Procedures & Innovations Pacemakers & Defibrillators
Implantable Cardioverter-Defibrillators: Pacemakers & Defibrillators
An implantable cardioverter-defibrillator (ICD) is used to detect and suppress the presence of heart arrhythmias (irregular heartbeats).
ICDs can convert the arrhythmia back to a normal rhythm by delivering an electrical shock to the heart.
Candidates for ICDs are people at risk for sudden death from arrhythmias, including those with:
- A history of cardiac arrest
- Tachycardia (the heart beats too quickly) or bradycardia (the heart beats too slowly)
- Cardiomyopathy (diseased heart muscle)
- Reduced pumping function of the heart
Headed by Hasan Garan, MD, Henry M. Spotnitz, MD, and Michael Argenziano, MD, Columbia University Medical Center physicians implant two major types of
ICDs: pacemakers and implantable defibrillators.
What is a Pacemaker?
A pacemaker is a small, battery-operated device that helps the heart beat in a regular rhythm.
It is the treatment of choice for patients with bradycardia (slow heartbeat), but is less commonly used for tachycardia (fast heartbeat).
Pacemakers can be permanent (internal) or temporary (external).
A pacemaker sends electrical impulses to the heart when needed to aid in the proper pumping of blood.

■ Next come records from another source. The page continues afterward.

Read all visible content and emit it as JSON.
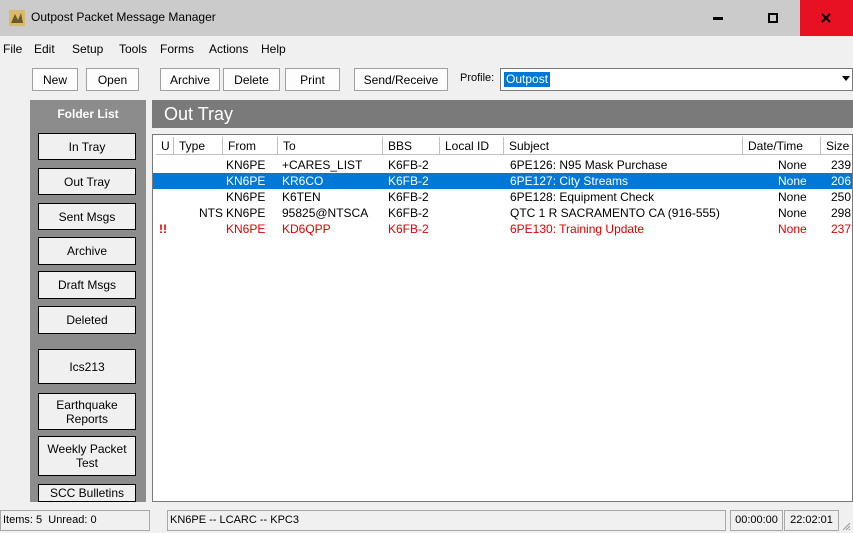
{
  "window": {
    "title": "Outpost Packet Message Manager",
    "controls": {
      "minimize": "minimize",
      "maximize": "maximize",
      "close": "x"
    }
  },
  "menu": [
    "File",
    "Edit",
    "Setup",
    "Tools",
    "Forms",
    "Actions",
    "Help"
  ],
  "toolbar": {
    "new": "New",
    "open": "Open",
    "archive": "Archive",
    "delete": "Delete",
    "print": "Print",
    "send_receive": "Send/Receive",
    "profile_label": "Profile:",
    "profile_value": "Outpost"
  },
  "sidebar": {
    "title": "Folder List",
    "folders": [
      "In Tray",
      "Out Tray",
      "Sent Msgs",
      "Archive",
      "Draft Msgs",
      "Deleted"
    ],
    "forms": [
      "Ics213",
      "Earthquake Reports",
      "Weekly Packet Test",
      "SCC Bulletins"
    ]
  },
  "main": {
    "title": "Out Tray",
    "columns": [
      "U",
      "Type",
      "From",
      "To",
      "BBS",
      "Local ID",
      "Subject",
      "Date/Time",
      "Size"
    ],
    "rows": [
      {
        "u": "",
        "type": "",
        "from": "KN6PE",
        "to": "+CARES_LIST",
        "bbs": "K6FB-2",
        "local_id": "",
        "subject": "6PE126: N95 Mask Purchase",
        "datetime": "None",
        "size": "239"
      },
      {
        "u": "",
        "type": "",
        "from": "KN6PE",
        "to": "KR6CO",
        "bbs": "K6FB-2",
        "local_id": "",
        "subject": "6PE127: City Streams",
        "datetime": "None",
        "size": "206"
      },
      {
        "u": "",
        "type": "",
        "from": "KN6PE",
        "to": "K6TEN",
        "bbs": "K6FB-2",
        "local_id": "",
        "subject": "6PE128: Equipment Check",
        "datetime": "None",
        "size": "250"
      },
      {
        "u": "",
        "type": "NTS",
        "from": "KN6PE",
        "to": "95825@NTSCA",
        "bbs": "K6FB-2",
        "local_id": "",
        "subject": "QTC 1 R SACRAMENTO CA (916-555)",
        "datetime": "None",
        "size": "298"
      },
      {
        "u": "!!",
        "type": "",
        "from": "KN6PE",
        "to": "KD6QPP",
        "bbs": "K6FB-2",
        "local_id": "",
        "subject": "6PE130: Training Update",
        "datetime": "None",
        "size": "237"
      }
    ],
    "selected_row": 1,
    "urgent_row": 4,
    "colors": {
      "selection": "#0078d7",
      "urgent": "#e00000"
    }
  },
  "status": {
    "items": "Items: 5",
    "unread": "Unread: 0",
    "station": "KN6PE -- LCARC -- KPC3",
    "timer": "00:00:00",
    "clock": "22:02:01"
  }
}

Pacemakers are composed of two parts: the generator and the leads.
The generator stores the battery and regulatory information for the heartbeat.
In an internal pacemaker, the generator is typically located beneath the collar bone.
The leads are wires that extend from the generator through a large vein to the heart, delivering electrical impulses that tell the heart when to beat.
Some benefits of pacemakers include minor surgery, short hospital stay, and improved quality of life.
Risks include complications during surgery such as bleeding, infection, or abnormal heart rhythms, and the interference of environmental devices, such as powerful magnets or proximal cell phones.
What is an Implantable Defibrillator?
An implantable cardiac defibrillator is a device about the size of a pager that monitors your heart rate.
It is positioned below the collarbone.
It is typically used to detect tachycardia and deliver a strong electrical shock to restore the heartbeat to normal.
However, many defibrillators can also function as pacemakers, delivering a weaker shock to correct bradycardia as well.
A defibrillator consists of:
- A pulse generator with batteries and a capacitor that sends a powerful shock to the heart
- An electronic logic circuit to tell the device when to discharge
- Lead electrodes placed in the heart to sense cardiac rhythm and deliver the shock to the heart muscle
Some benefits of implantable defibrillators include longer life, improved quality of life, and increased peace of mind.
Risks include the surgical implantation itself, the potentially unnecessary shocks delivered by the device, and possible followup surgeries for generator replacement.